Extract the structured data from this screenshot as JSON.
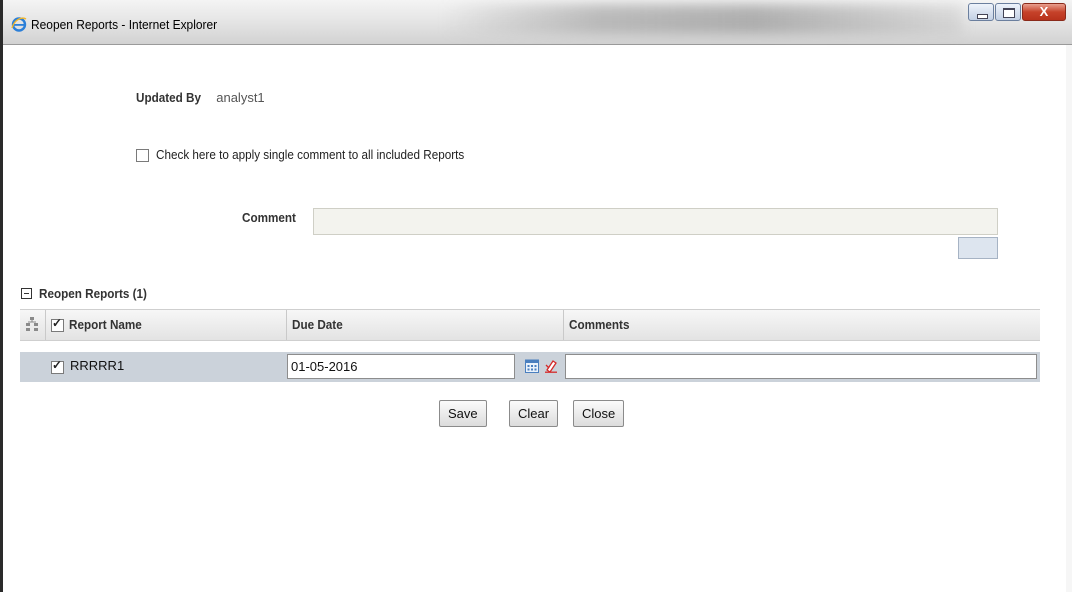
{
  "window": {
    "title": "Reopen Reports - Internet Explorer",
    "close_glyph": "X"
  },
  "form": {
    "updated_by_label": "Updated By",
    "updated_by_value": "analyst1",
    "single_comment_label": "Check here to apply single comment to all included Reports",
    "single_comment_checked": false,
    "comment_label": "Comment",
    "comment_value": ""
  },
  "section": {
    "title": "Reopen Reports (1)"
  },
  "grid": {
    "columns": [
      "Report Name",
      "Due Date",
      "Comments"
    ],
    "rows": [
      {
        "report_name": "RRRRR1",
        "due_date": "01-05-2016",
        "comments": "",
        "checked": true
      }
    ]
  },
  "buttons": {
    "save": "Save",
    "clear": "Clear",
    "close": "Close"
  },
  "icons": [
    "ie-icon",
    "minimize-icon",
    "maximize-icon",
    "close-icon",
    "collapse-icon",
    "tree-icon",
    "calendar-icon",
    "clear-date-icon"
  ],
  "colors": {
    "row_selected": "#cbd2da",
    "close_button": "#c6422a"
  }
}
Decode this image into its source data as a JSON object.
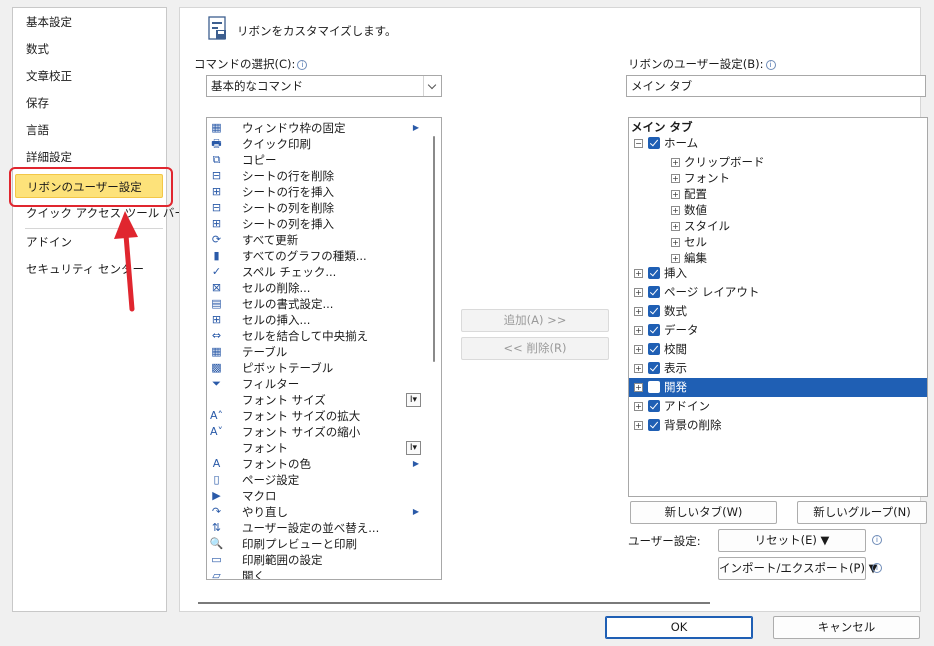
{
  "sidebar": {
    "items": [
      {
        "label": "基本設定"
      },
      {
        "label": "数式"
      },
      {
        "label": "文章校正"
      },
      {
        "label": "保存"
      },
      {
        "label": "言語"
      },
      {
        "label": "詳細設定"
      },
      {
        "label": "リボンのユーザー設定"
      },
      {
        "label": "クイック アクセス ツール バー"
      },
      {
        "label": "アドイン"
      },
      {
        "label": "セキュリティ センター"
      }
    ]
  },
  "main": {
    "heading": "リボンをカスタマイズします。",
    "commands_label": "コマンドの選択(C):",
    "commands_select_value": "基本的なコマンド",
    "ribbon_label": "リボンのユーザー設定(B):",
    "ribbon_select_value": "メイン タブ",
    "add_button": "追加(A) >>",
    "remove_button": "<< 削除(R)"
  },
  "commands": [
    {
      "icon": "freeze-panes-icon",
      "glyph": "▦",
      "label": "ウィンドウ枠の固定",
      "sub": "▶"
    },
    {
      "icon": "quick-print-icon",
      "glyph": "🖶",
      "label": "クイック印刷"
    },
    {
      "icon": "copy-icon",
      "glyph": "⧉",
      "label": "コピー"
    },
    {
      "icon": "delete-row-icon",
      "glyph": "⊟",
      "label": "シートの行を削除"
    },
    {
      "icon": "insert-row-icon",
      "glyph": "⊞",
      "label": "シートの行を挿入"
    },
    {
      "icon": "delete-column-icon",
      "glyph": "⊟",
      "label": "シートの列を削除"
    },
    {
      "icon": "insert-column-icon",
      "glyph": "⊞",
      "label": "シートの列を挿入"
    },
    {
      "icon": "refresh-all-icon",
      "glyph": "⟳",
      "label": "すべて更新"
    },
    {
      "icon": "all-charts-icon",
      "glyph": "▮",
      "label": "すべてのグラフの種類..."
    },
    {
      "icon": "spelling-icon",
      "glyph": "✓",
      "label": "スペル チェック..."
    },
    {
      "icon": "delete-cells-icon",
      "glyph": "⊠",
      "label": "セルの削除..."
    },
    {
      "icon": "format-cells-icon",
      "glyph": "▤",
      "label": "セルの書式設定..."
    },
    {
      "icon": "insert-cells-icon",
      "glyph": "⊞",
      "label": "セルの挿入..."
    },
    {
      "icon": "merge-center-icon",
      "glyph": "⇔",
      "label": "セルを結合して中央揃え"
    },
    {
      "icon": "table-icon",
      "glyph": "▦",
      "label": "テーブル"
    },
    {
      "icon": "pivot-table-icon",
      "glyph": "▩",
      "label": "ピボットテーブル"
    },
    {
      "icon": "filter-icon",
      "glyph": "⏷",
      "label": "フィルター"
    },
    {
      "icon": "font-size-icon",
      "glyph": "",
      "label": "フォント サイズ",
      "ib": "I▾"
    },
    {
      "icon": "grow-font-icon",
      "glyph": "A˄",
      "label": "フォント サイズの拡大"
    },
    {
      "icon": "shrink-font-icon",
      "glyph": "A˅",
      "label": "フォント サイズの縮小"
    },
    {
      "icon": "font-icon",
      "glyph": "",
      "label": "フォント",
      "ib": "I▾"
    },
    {
      "icon": "font-color-icon",
      "glyph": "A",
      "label": "フォントの色",
      "sub": "▶"
    },
    {
      "icon": "page-setup-icon",
      "glyph": "▯",
      "label": "ページ設定"
    },
    {
      "icon": "macro-icon",
      "glyph": "▶",
      "label": "マクロ"
    },
    {
      "icon": "redo-icon",
      "glyph": "↷",
      "label": "やり直し",
      "sub": "▶"
    },
    {
      "icon": "custom-sort-icon",
      "glyph": "⇅",
      "label": "ユーザー設定の並べ替え..."
    },
    {
      "icon": "print-preview-icon",
      "glyph": "🔍",
      "label": "印刷プレビューと印刷"
    },
    {
      "icon": "print-area-icon",
      "glyph": "▭",
      "label": "印刷範囲の設定"
    },
    {
      "icon": "open-icon",
      "glyph": "▱",
      "label": "開く"
    }
  ],
  "tree": {
    "header": "メイン タブ",
    "home": {
      "label": "ホーム",
      "children": [
        "クリップボード",
        "フォント",
        "配置",
        "数値",
        "スタイル",
        "セル",
        "編集"
      ]
    },
    "tabs": [
      {
        "label": "挿入",
        "checked": true
      },
      {
        "label": "ページ レイアウト",
        "checked": true
      },
      {
        "label": "数式",
        "checked": true
      },
      {
        "label": "データ",
        "checked": true
      },
      {
        "label": "校閲",
        "checked": true
      },
      {
        "label": "表示",
        "checked": true
      },
      {
        "label": "開発",
        "checked": false
      },
      {
        "label": "アドイン",
        "checked": true
      },
      {
        "label": "背景の削除",
        "checked": true
      }
    ]
  },
  "bottom": {
    "new_tab": "新しいタブ(W)",
    "new_group": "新しいグループ(N)",
    "user_settings_label": "ユーザー設定:",
    "reset": "リセット(E) ▼",
    "import_export": "インポート/エクスポート(P) ▼",
    "ok": "OK",
    "cancel": "キャンセル"
  },
  "colors": {
    "selection": "#1f5fb4",
    "nav_selected": "#fde27a",
    "highlight": "#e0262f"
  }
}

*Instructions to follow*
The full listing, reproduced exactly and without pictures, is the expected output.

*Exercise solution*
Extract the structured data from this screenshot as JSON.
{
  "window": {
    "title": "Reopen Reports - Internet Explorer",
    "close_glyph": "X"
  },
  "form": {
    "updated_by_label": "Updated By",
    "updated_by_value": "analyst1",
    "single_comment_label": "Check here to apply single comment to all included Reports",
    "single_comment_checked": false,
    "comment_label": "Comment",
    "comment_value": ""
  },
  "section": {
    "title": "Reopen Reports (1)"
  },
  "grid": {
    "columns": [
      "Report Name",
      "Due Date",
      "Comments"
    ],
    "rows": [
      {
        "report_name": "RRRRR1",
        "due_date": "01-05-2016",
        "comments": "",
        "checked": true
      }
    ]
  },
  "buttons": {
    "save": "Save",
    "clear": "Clear",
    "close": "Close"
  },
  "icons": [
    "ie-icon",
    "minimize-icon",
    "maximize-icon",
    "close-icon",
    "collapse-icon",
    "tree-icon",
    "calendar-icon",
    "clear-date-icon"
  ],
  "colors": {
    "row_selected": "#cbd2da",
    "close_button": "#c6422a"
  }
}
Decode this image into its source data as a JSON object.
{
  "sidebar": {
    "items": [
      {
        "label": "基本設定"
      },
      {
        "label": "数式"
      },
      {
        "label": "文章校正"
      },
      {
        "label": "保存"
      },
      {
        "label": "言語"
      },
      {
        "label": "詳細設定"
      },
      {
        "label": "リボンのユーザー設定"
      },
      {
        "label": "クイック アクセス ツール バー"
      },
      {
        "label": "アドイン"
      },
      {
        "label": "セキュリティ センター"
      }
    ]
  },
  "main": {
    "heading": "リボンをカスタマイズします。",
    "commands_label": "コマンドの選択(C):",
    "commands_select_value": "基本的なコマンド",
    "ribbon_label": "リボンのユーザー設定(B):",
    "ribbon_select_value": "メイン タブ",
    "add_button": "追加(A) >>",
    "remove_button": "<< 削除(R)"
  },
  "commands": [
    {
      "icon": "freeze-panes-icon",
      "glyph": "▦",
      "label": "ウィンドウ枠の固定",
      "sub": "▶"
    },
    {
      "icon": "quick-print-icon",
      "glyph": "🖶",
      "label": "クイック印刷"
    },
    {
      "icon": "copy-icon",
      "glyph": "⧉",
      "label": "コピー"
    },
    {
      "icon": "delete-row-icon",
      "glyph": "⊟",
      "label": "シートの行を削除"
    },
    {
      "icon": "insert-row-icon",
      "glyph": "⊞",
      "label": "シートの行を挿入"
    },
    {
      "icon": "delete-column-icon",
      "glyph": "⊟",
      "label": "シートの列を削除"
    },
    {
      "icon": "insert-column-icon",
      "glyph": "⊞",
      "label": "シートの列を挿入"
    },
    {
      "icon": "refresh-all-icon",
      "glyph": "⟳",
      "label": "すべて更新"
    },
    {
      "icon": "all-charts-icon",
      "glyph": "▮",
      "label": "すべてのグラフの種類..."
    },
    {
      "icon": "spelling-icon",
      "glyph": "✓",
      "label": "スペル チェック..."
    },
    {
      "icon": "delete-cells-icon",
      "glyph": "⊠",
      "label": "セルの削除..."
    },
    {
      "icon": "format-cells-icon",
      "glyph": "▤",
      "label": "セルの書式設定..."
    },
    {
      "icon": "insert-cells-icon",
      "glyph": "⊞",
      "label": "セルの挿入..."
    },
    {
      "icon": "merge-center-icon",
      "glyph": "⇔",
      "label": "セルを結合して中央揃え"
    },
    {
      "icon": "table-icon",
      "glyph": "▦",
      "label": "テーブル"
    },
    {
      "icon": "pivot-table-icon",
      "glyph": "▩",
      "label": "ピボットテーブル"
    },
    {
      "icon": "filter-icon",
      "glyph": "⏷",
      "label": "フィルター"
    },
    {
      "icon": "font-size-icon",
      "glyph": "",
      "label": "フォント サイズ",
      "ib": "I▾"
    },
    {
      "icon": "grow-font-icon",
      "glyph": "A˄",
      "label": "フォント サイズの拡大"
    },
    {
      "icon": "shrink-font-icon",
      "glyph": "A˅",
      "label": "フォント サイズの縮小"
    },
    {
      "icon": "font-icon",
      "glyph": "",
      "label": "フォント",
      "ib": "I▾"
    },
    {
      "icon": "font-color-icon",
      "glyph": "A",
      "label": "フォントの色",
      "sub": "▶"
    },
    {
      "icon": "page-setup-icon",
      "glyph": "▯",
      "label": "ページ設定"
    },
    {
      "icon": "macro-icon",
      "glyph": "▶",
      "label": "マクロ"
    },
    {
      "icon": "redo-icon",
      "glyph": "↷",
      "label": "やり直し",
      "sub": "▶"
    },
    {
      "icon": "custom-sort-icon",
      "glyph": "⇅",
      "label": "ユーザー設定の並べ替え..."
    },
    {
      "icon": "print-preview-icon",
      "glyph": "🔍",
      "label": "印刷プレビューと印刷"
    },
    {
      "icon": "print-area-icon",
      "glyph": "▭",
      "label": "印刷範囲の設定"
    },
    {
      "icon": "open-icon",
      "glyph": "▱",
      "label": "開く"
    }
  ],
  "tree": {
    "header": "メイン タブ",
    "home": {
      "label": "ホーム",
      "children": [
        "クリップボード",
        "フォント",
        "配置",
        "数値",
        "スタイル",
        "セル",
        "編集"
      ]
    },
    "tabs": [
      {
        "label": "挿入",
        "checked": true
      },
      {
        "label": "ページ レイアウト",
        "checked": true
      },
      {
        "label": "数式",
        "checked": true
      },
      {
        "label": "データ",
        "checked": true
      },
      {
        "label": "校閲",
        "checked": true
      },
      {
        "label": "表示",
        "checked": true
      },
      {
        "label": "開発",
        "checked": false
      },
      {
        "label": "アドイン",
        "checked": true
      },
      {
        "label": "背景の削除",
        "checked": true
      }
    ]
  },
  "bottom": {
    "new_tab": "新しいタブ(W)",
    "new_group": "新しいグループ(N)",
    "user_settings_label": "ユーザー設定:",
    "reset": "リセット(E) ▼",
    "import_export": "インポート/エクスポート(P) ▼",
    "ok": "OK",
    "cancel": "キャンセル"
  },
  "colors": {
    "selection": "#1f5fb4",
    "nav_selected": "#fde27a",
    "highlight": "#e0262f"
  }
}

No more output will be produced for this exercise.